Information provided: Begin

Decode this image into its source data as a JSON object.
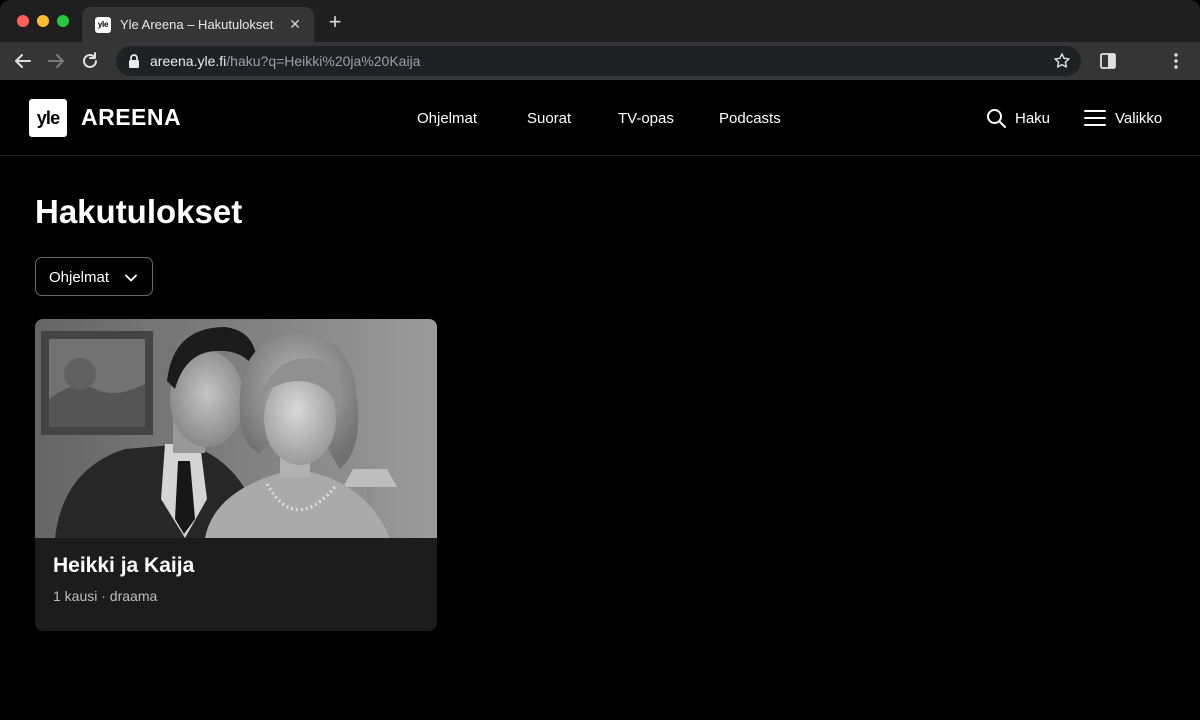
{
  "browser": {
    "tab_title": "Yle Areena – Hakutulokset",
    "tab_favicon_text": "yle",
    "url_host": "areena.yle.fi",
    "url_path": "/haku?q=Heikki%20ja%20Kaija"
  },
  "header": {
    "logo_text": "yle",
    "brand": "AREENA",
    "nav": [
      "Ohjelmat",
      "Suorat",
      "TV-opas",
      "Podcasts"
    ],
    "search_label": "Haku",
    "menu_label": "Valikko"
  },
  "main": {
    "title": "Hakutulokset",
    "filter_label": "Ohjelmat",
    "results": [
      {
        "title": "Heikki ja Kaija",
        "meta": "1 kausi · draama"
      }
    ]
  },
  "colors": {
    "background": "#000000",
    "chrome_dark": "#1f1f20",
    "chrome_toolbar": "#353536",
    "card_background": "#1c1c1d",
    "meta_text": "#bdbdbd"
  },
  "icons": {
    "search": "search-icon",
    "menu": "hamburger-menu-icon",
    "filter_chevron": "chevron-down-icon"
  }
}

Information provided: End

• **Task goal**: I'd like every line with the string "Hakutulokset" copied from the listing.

• **Exercise solution**:
    "tab_title": "Yle Areena – Hakutulokset",
    "title": "Hakutulokset",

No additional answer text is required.